Transparency and honesty in these circumstances go a long way in how employees perceive fairness in an organization. Communicate clearly to reduce anxiety. Here are some steps you could take to make layoffs fair:
A clear answer will help give the context and meaning of your actions. Ultimately, fairness is the key to making and implementing difficult redundancy decisions at work. If the decision-making process is deliberate and fair, the result will be much easier to accept by survivors and leaders. Redundancies will cause increased workload for others and impact morale. Be mindful of how survivors are coping and support them in their challenges.
Leaders making employment decisions are human, and they wrestle with the consequence of their choices. Some of the strongest emotions here are guilt and shame. Recognizing the difference between these two emotions can help leaders move through the feelings that surface from the choices they make.
Guilt is a feeling of responsibility or remorse for some offense, whether real or imagined. It’s a healthy emotional response which allows us to see and understand how our actions have hurt others. Shame is directed inwardly – it’s a negative thought process about the self and how we appear to others. It can be such a powerful emotion it crowds out the ability to feel and respond with genuine empathy.
To avoid triggering shame responses in leaders, we go back to the importance of fairness. Did you decide through a proper process?
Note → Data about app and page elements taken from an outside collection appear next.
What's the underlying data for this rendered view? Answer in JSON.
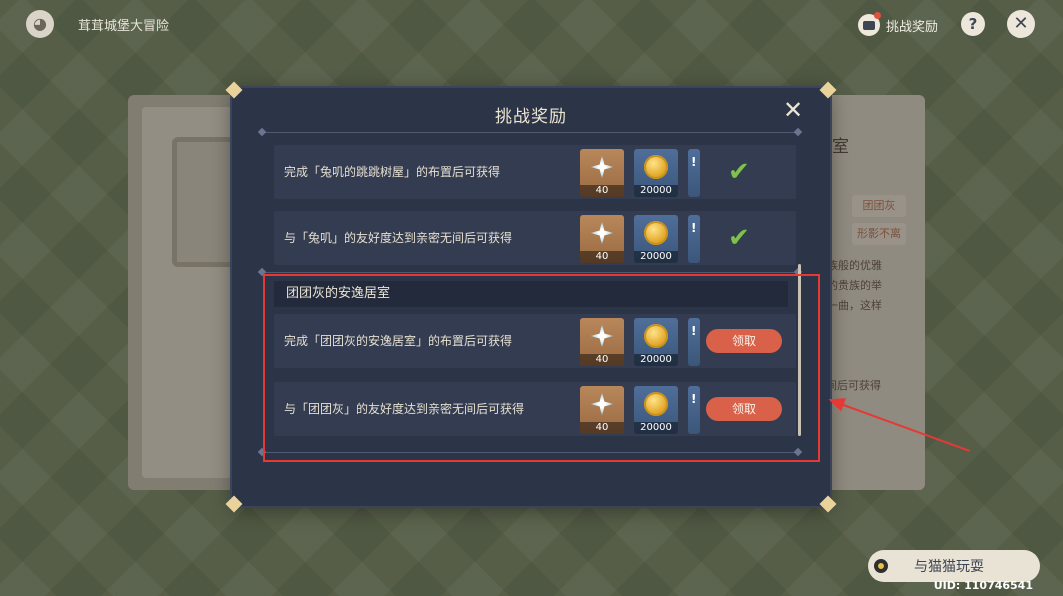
{
  "app": {
    "title": "茸茸城堡大冒险"
  },
  "topbar": {
    "challenge_reward_label": "挑战奖励"
  },
  "background": {
    "right_card": {
      "title": "室",
      "tags": [
        "团团灰",
        "形影不离"
      ],
      "lines": [
        "族般的优雅",
        "的贵族的举",
        "一曲，这样"
      ],
      "condition": "间后可获得"
    },
    "play_button_label": "与猫猫玩耍",
    "uid": "UID: 110746541"
  },
  "modal": {
    "title": "挑战奖励",
    "rows_top": [
      {
        "text": "完成「兔叽的跳跳树屋」的布置后可获得",
        "rewards": [
          "40",
          "20000"
        ],
        "status": "claimed"
      },
      {
        "text": "与「兔叽」的友好度达到亲密无间后可获得",
        "rewards": [
          "40",
          "20000"
        ],
        "status": "claimed"
      }
    ],
    "section": {
      "title": "团团灰的安逸居室",
      "rows": [
        {
          "text": "完成「团团灰的安逸居室」的布置后可获得",
          "rewards": [
            "40",
            "20000"
          ],
          "button": "领取"
        },
        {
          "text": "与「团团灰」的友好度达到亲密无间后可获得",
          "rewards": [
            "40",
            "20000"
          ],
          "button": "领取"
        }
      ]
    }
  },
  "colors": {
    "accent_red": "#e53935",
    "claim_button": "#d9614a",
    "check_green": "#7ec24a",
    "modal_bg": "#2c3448"
  }
}
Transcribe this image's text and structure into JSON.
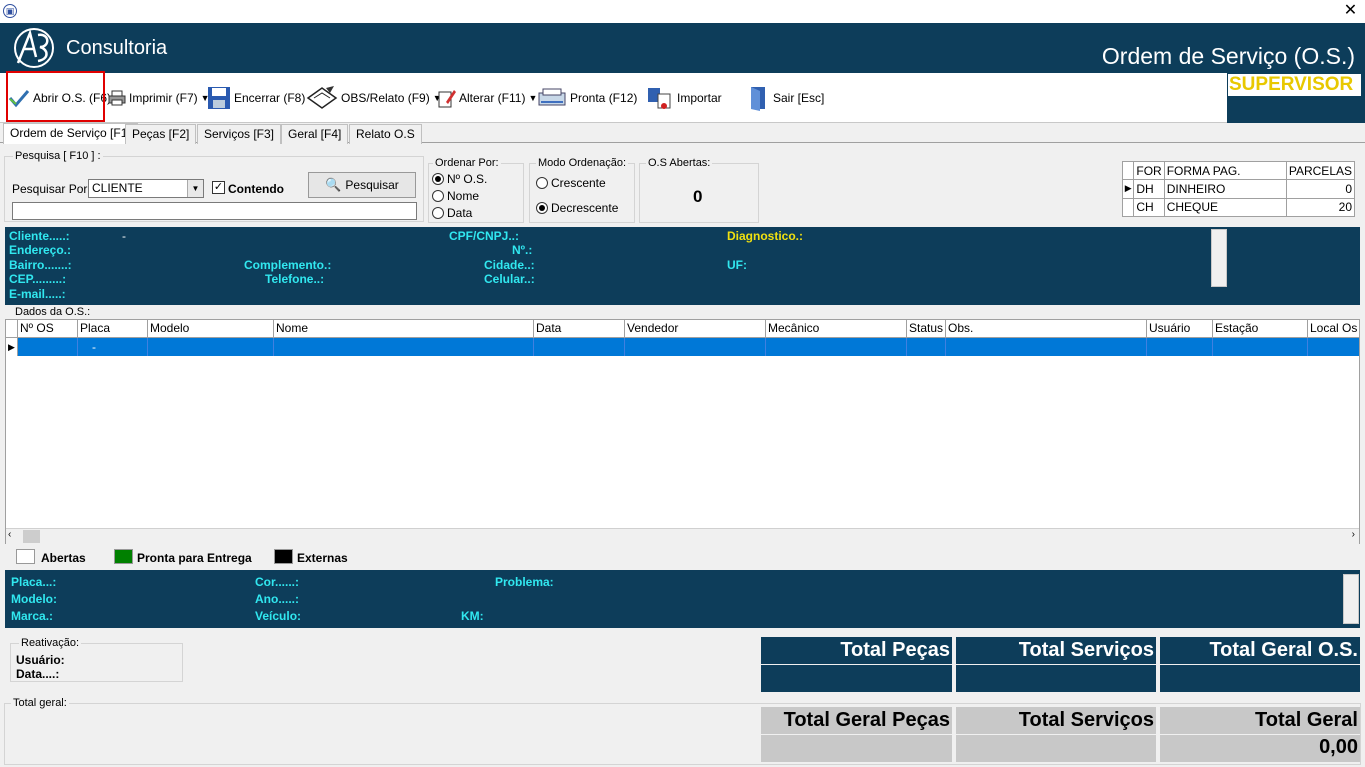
{
  "window": {
    "close": "✕"
  },
  "header": {
    "logo_text": "Consultoria",
    "title": "Ordem de Serviço (O.S.)"
  },
  "toolbar": {
    "abrir": "Abrir O.S. (F6)",
    "imprimir": "Imprimir  (F7)",
    "encerrar": "Encerrar (F8)",
    "obs": "OBS/Relato (F9)",
    "alterar": "Alterar (F11)",
    "pronta": "Pronta (F12)",
    "importar": "Importar",
    "sair": "Sair [Esc]",
    "supervisor": "SUPERVISOR"
  },
  "tabs": [
    "Ordem de Serviço [F1]",
    "Peças [F2]",
    "Serviços [F3]",
    "Geral [F4]",
    "Relato O.S"
  ],
  "search": {
    "legend": "Pesquisa [ F10 ] :",
    "by_label": "Pesquisar Por:",
    "by_value": "CLIENTE",
    "contendo": "Contendo",
    "button": "Pesquisar",
    "text_value": ""
  },
  "order": {
    "legend": "Ordenar Por:",
    "options": [
      "Nº O.S.",
      "Nome",
      "Data"
    ],
    "selected": 0
  },
  "mode": {
    "legend": "Modo Ordenação:",
    "options": [
      "Crescente",
      "Decrescente"
    ],
    "selected": 1
  },
  "open_os": {
    "legend": "O.S Abertas:",
    "count": "0"
  },
  "payments": {
    "headers": [
      "FOR",
      "FORMA PAG.",
      "PARCELAS"
    ],
    "rows": [
      {
        "code": "DH",
        "name": "DINHEIRO",
        "parcelas": "0"
      },
      {
        "code": "CH",
        "name": "CHEQUE",
        "parcelas": "20"
      }
    ]
  },
  "client": {
    "cliente": "Cliente.....:",
    "cliente_value": "-",
    "endereco": "Endereço.:",
    "bairro": "Bairro.......:",
    "cep": "CEP.........:",
    "email": "E-mail.....:",
    "cpf": "CPF/CNPJ..:",
    "numero": "Nº.:",
    "complemento": "Complemento.:",
    "cidade": "Cidade..:",
    "telefone": "Telefone..:",
    "celular": "Celular..:",
    "diagnostico": "Diagnostico.:",
    "uf": "UF:"
  },
  "grid": {
    "legend": "Dados da O.S.:",
    "columns": [
      "Nº OS",
      "Placa",
      "Modelo",
      "Nome",
      "Data",
      "Vendedor",
      "Mecânico",
      "Status",
      "Obs.",
      "Usuário",
      "Estação",
      "Local Os"
    ],
    "row_placa": "-"
  },
  "legend_keys": {
    "abertas": "Abertas",
    "abertas_color": "#ffffff",
    "pronta": "Pronta para Entrega",
    "pronta_color": "#008000",
    "externas": "Externas",
    "externas_color": "#000000"
  },
  "vehicle": {
    "placa": "Placa...:",
    "modelo": "Modelo:",
    "marca": "Marca.:",
    "cor": "Cor......:",
    "ano": "Ano.....:",
    "veiculo": "Veículo:",
    "problema": "Problema:",
    "km": "KM:"
  },
  "reativacao": {
    "legend": "Reativação:",
    "usuario": "Usuário:",
    "data": "Data....:"
  },
  "totals": {
    "pecas": "Total Peças",
    "servicos": "Total Serviços",
    "geral_os": "Total Geral O.S."
  },
  "total_geral": {
    "legend": "Total geral:",
    "pecas": "Total Geral Peças",
    "servicos": "Total Serviços",
    "geral": "Total Geral",
    "geral_value": "0,00"
  },
  "colors": {
    "navy": "#0d3d5a",
    "cyan_label": "#31e8f0",
    "yellow_label": "#f0e010",
    "selected_row": "#0078d7"
  }
}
There may be reason for regret and remorse, but if everything was above board, there is no reason for shame. If there was a personal agenda (using the pandemic as an opportunity to clean house), then there might be cause for shame.
Before helping others, leaders need to take care of themselves.
Find someone safe to talk to that’s outside your organization. It’s critical to have a place where you can vent, release tension and deal with your worries. Maybe it’s a mentor figure or a peer.
Letting someone go is not an easy decision, and it shouldn’t be a decision that you make in a vacuum. Talk to your executive team. Share the frustrations and the pain.
The best way to deal with uncertainty is to take care of yourself. While there’s a time and place to indulge in some comfort food, it’s best to eat healthily, get regular exercise, practice meditation and get lots of sleep. As a leader, you may be taking on a lot of agitation and emotional burdens. You can’t help others if you’re about to fall apart yourself.